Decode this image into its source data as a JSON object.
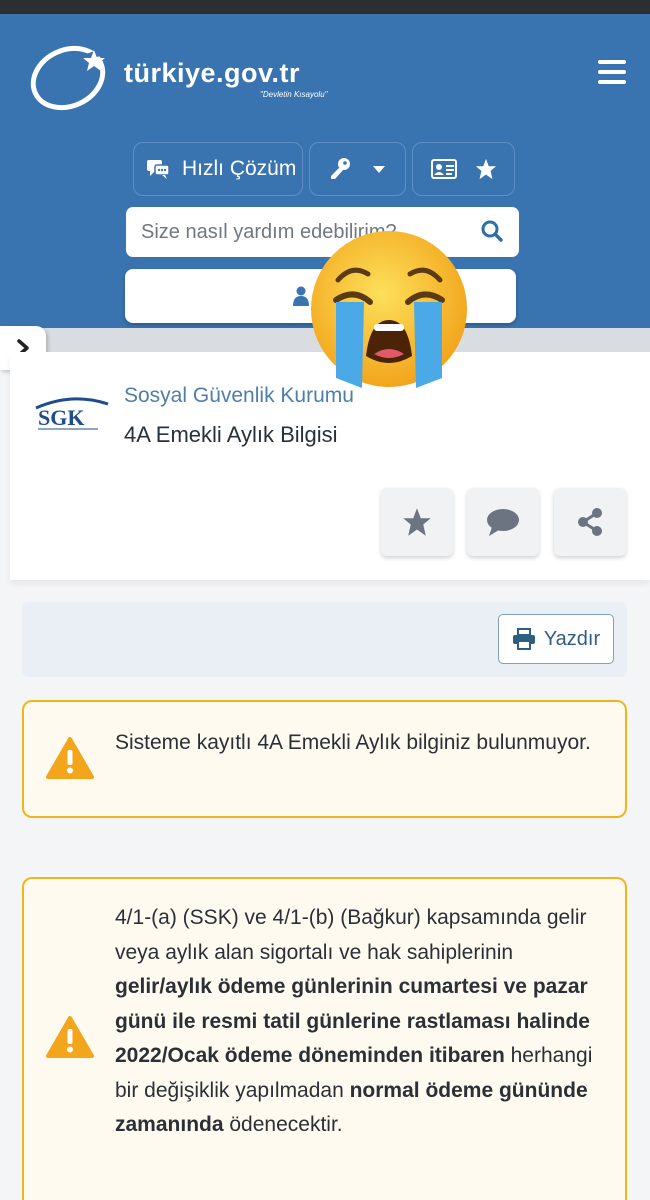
{
  "header": {
    "brand": "türkiye.gov.tr",
    "slogan": "\"Devletin Kısayolu\"",
    "quick_solution_label": "Hızlı Çözüm",
    "search_placeholder": "Size nasıl yardım edebilirim?",
    "menu_label": "ME"
  },
  "service": {
    "institution": "Sosyal Güvenlik Kurumu",
    "title": "4A Emekli Aylık Bilgisi",
    "logo_text": "SGK"
  },
  "toolbar": {
    "print_label": "Yazdır"
  },
  "alerts": [
    {
      "text": "Sisteme kayıtlı 4A Emekli Aylık bilginiz bulunmuyor."
    },
    {
      "part1": "4/1-(a) (SSK) ve 4/1-(b) (Bağkur) kapsamında gelir veya aylık alan sigortalı ve hak sahiplerinin ",
      "bold1": "gelir/aylık ödeme günlerinin cumartesi ve pazar günü ile resmi tatil günlerine rastlaması halinde 2022/Ocak ödeme döneminden itibaren",
      "part2": " herhangi bir değişiklik yapılmadan ",
      "bold2": "normal ödeme gününde zamanında",
      "part3": " ödenecektir."
    }
  ],
  "colors": {
    "header_blue": "#3a74b0",
    "warning_orange": "#f1b51c",
    "link_blue": "#4e7fa8"
  },
  "icons": [
    "logo-icon",
    "hamburger-icon",
    "chat-icon",
    "key-icon",
    "caret-down-icon",
    "id-card-icon",
    "star-icon",
    "search-icon",
    "user-icon",
    "chevron-right-icon",
    "crying-face-emoji",
    "comment-icon",
    "share-icon",
    "print-icon",
    "warning-icon"
  ]
}
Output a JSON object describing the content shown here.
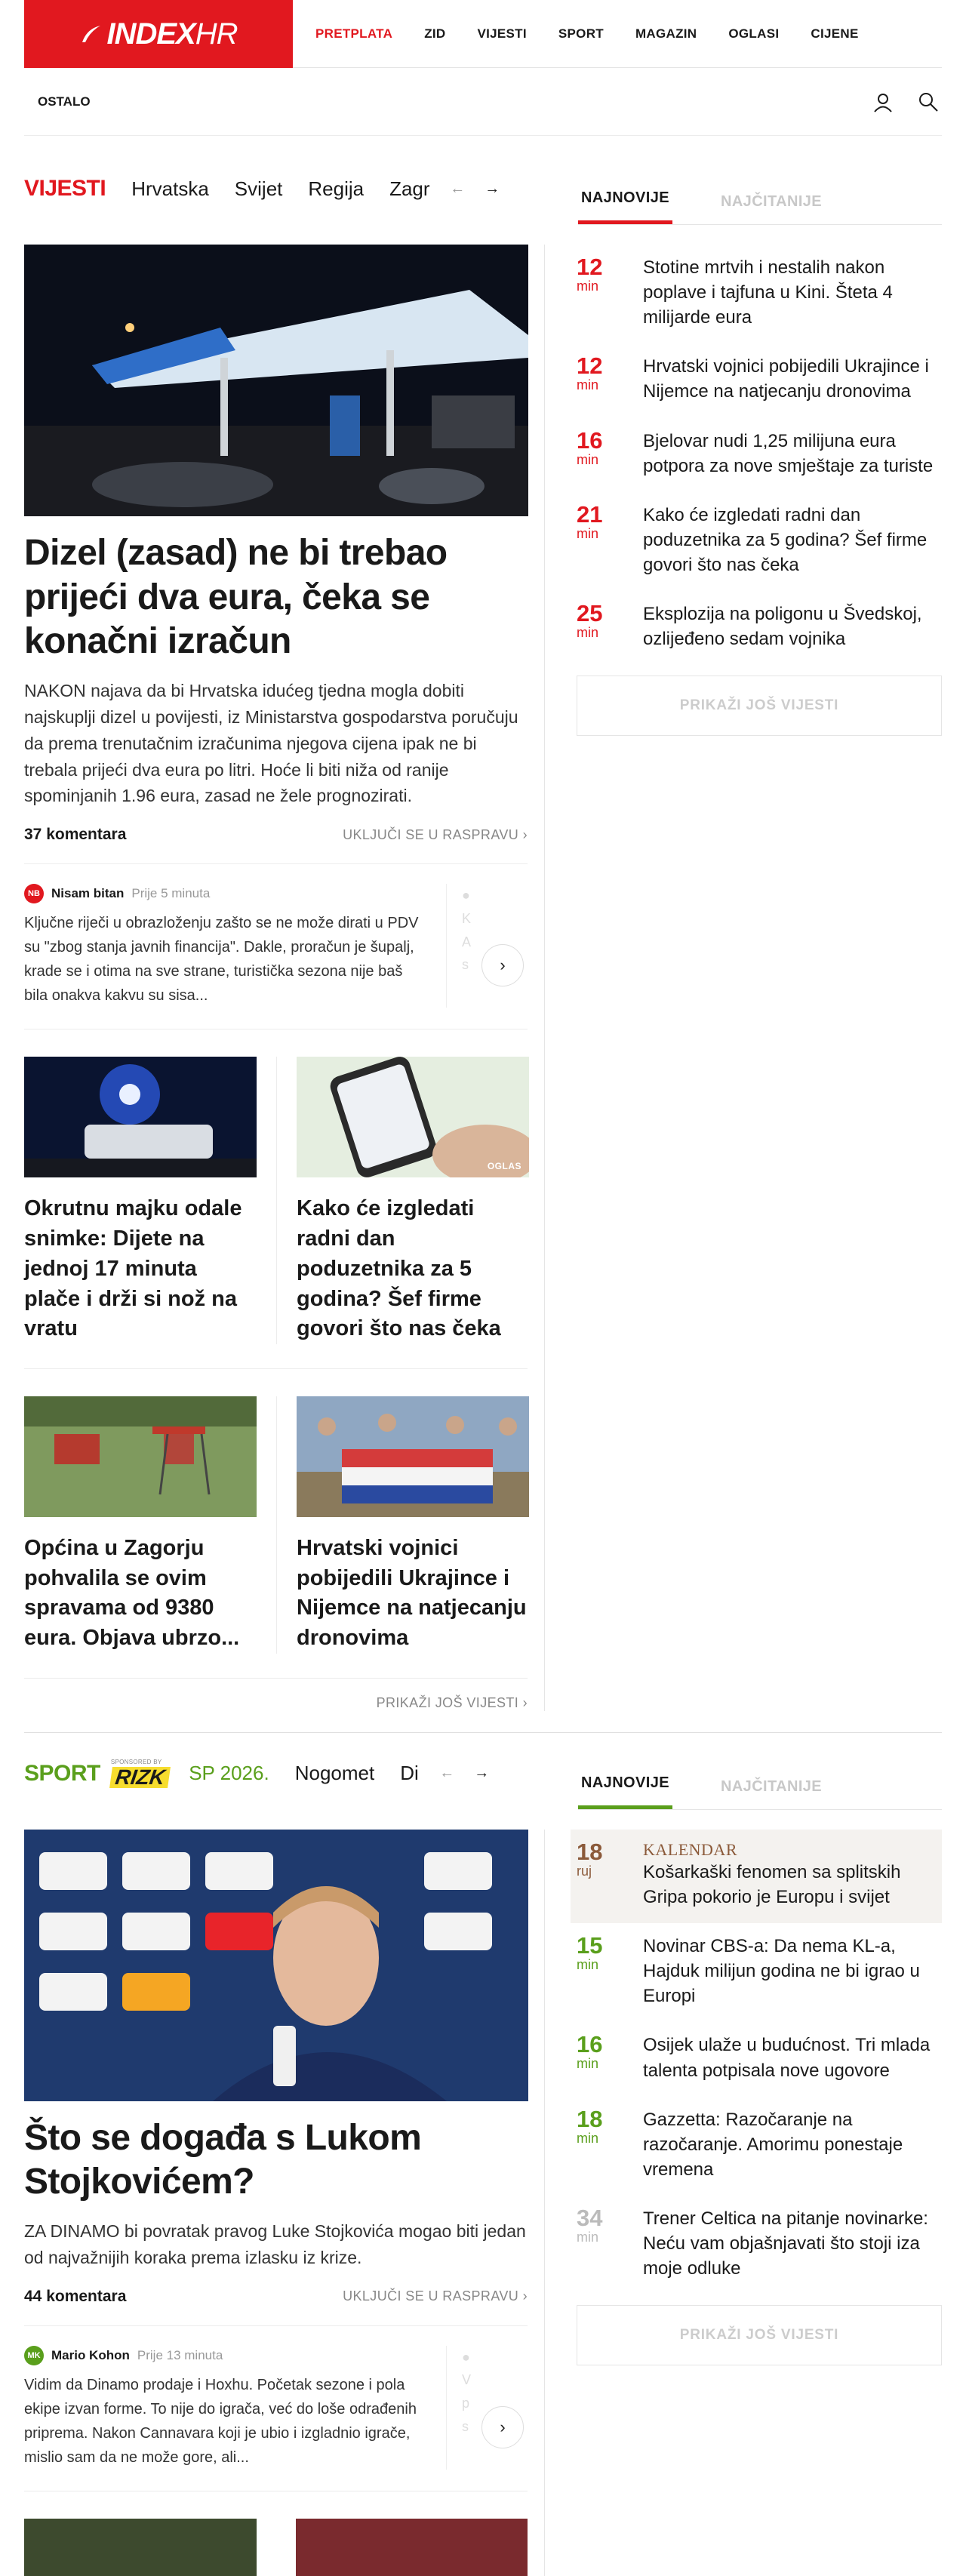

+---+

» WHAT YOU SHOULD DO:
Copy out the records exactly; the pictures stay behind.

» SOLUTION TO THIS EXERCISE:
Decode this image into its source data as a JSON object.
{
  "header": {
    "brand": "türkiye.gov.tr",
    "slogan": "\"Devletin Kısayolu\"",
    "quick_solution_label": "Hızlı Çözüm",
    "search_placeholder": "Size nasıl yardım edebilirim?",
    "menu_label": "ME"
  },
  "service": {
    "institution": "Sosyal Güvenlik Kurumu",
    "title": "4A Emekli Aylık Bilgisi",
    "logo_text": "SGK"
  },
  "toolbar": {
    "print_label": "Yazdır"
  },
  "alerts": [
    {
      "text": "Sisteme kayıtlı 4A Emekli Aylık bilginiz bulunmuyor."
    },
    {
      "part1": "4/1-(a) (SSK) ve 4/1-(b) (Bağkur) kapsamında gelir veya aylık alan sigortalı ve hak sahiplerinin ",
      "bold1": "gelir/aylık ödeme günlerinin cumartesi ve pazar günü ile resmi tatil günlerine rastlaması halinde 2022/Ocak ödeme döneminden itibaren",
      "part2": " herhangi bir değişiklik yapılmadan ",
      "bold2": "normal ödeme gününde zamanında",
      "part3": " ödenecektir."
    }
  ],
  "colors": {
    "header_blue": "#3a74b0",
    "warning_orange": "#f1b51c",
    "link_blue": "#4e7fa8"
  },
  "icons": [
    "logo-icon",
    "hamburger-icon",
    "chat-icon",
    "key-icon",
    "caret-down-icon",
    "id-card-icon",
    "star-icon",
    "search-icon",
    "user-icon",
    "chevron-right-icon",
    "crying-face-emoji",
    "comment-icon",
    "share-icon",
    "print-icon",
    "warning-icon"
  ]
}
Output a JSON object describing the content shown here.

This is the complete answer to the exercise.